Melissa Weisz in Eve Annenberg’s Romeo and Juliet in Yiddish Photo Credit Mafalda Melo [Note: After a successful run on the film festival circuit, Romeo and Juliet in Yiddish debuted in New York last summer. It arrives this weekend in Los Angeles, just in time for Mothers’ Day] What do you get when you take (read…)
Avengers assemble! Marvel has been building toward The Avengers at least since Iron Man in 2008. While the individual films along the way – Iron Man, Iron Man 2, The Incredible Hulk, Thor and Captain America – were a mixed bag, Joss Whedon finally puts all the pieces together and he’s delivered the most entertaining (read…)
Diane Keaton and Kasey in Lawrence Kasdan’s Darling Companion Photo by Wilson Webb, Courtesy of Sony Pictures Classics “Love is love. It doesn’t matter if it’s a dog.” So says Diane Keaton during an argument with her husband Kevin Kline in Lawrence Kasdan’s unassuming, stripped down and altogether lovely new film Darling Companion. The dog (read…)

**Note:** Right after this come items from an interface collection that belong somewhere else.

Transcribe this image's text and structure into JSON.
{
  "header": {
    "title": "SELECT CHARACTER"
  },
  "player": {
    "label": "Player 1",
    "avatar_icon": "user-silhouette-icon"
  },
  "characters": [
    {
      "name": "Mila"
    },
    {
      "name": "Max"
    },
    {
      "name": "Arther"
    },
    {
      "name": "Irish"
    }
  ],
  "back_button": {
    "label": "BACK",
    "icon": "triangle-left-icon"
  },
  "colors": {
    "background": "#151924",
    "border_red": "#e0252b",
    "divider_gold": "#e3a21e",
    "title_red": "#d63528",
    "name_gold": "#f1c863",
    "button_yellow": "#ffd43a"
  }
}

“When I grow up, I want to be just like Dr. Zira.” It seems impossible the folks at Disneynature could’ve taken such wonderful nature cinematography and made such a horrible film out of it, but the results are there for all to see in their latest release Chimpanzee. Alastair Fothergill and Mark Linfield (the folks (read…)
Eeegyahh! Zombie rednecks! Kept on the shelf for three years amid the turmoil of MGM’s financial woes, the Joss (Buffy the Vampire Slayer) Whedon-scripted Cabin in the Woods finally arrives in theaters fresh-faced and a little bit sassy. Dusting off the tired tropes of the teen slasher picture and knowingly reconfiguring them into a spryly (read…)
Émilien Néron and Sophie Nélisse in Monsieur Lazhar (Courtesy of Music Box Films) Philippe Falardeau’s Monsieur Lazhar was nominated in this year’s foreign language Oscar category and it’s easy to see why. Based on the play Bachir Lazhar by Evelyn de la Cheneliere, it avoids the ordinary pitfalls of the standard “inspirational teacher” drama and (read…)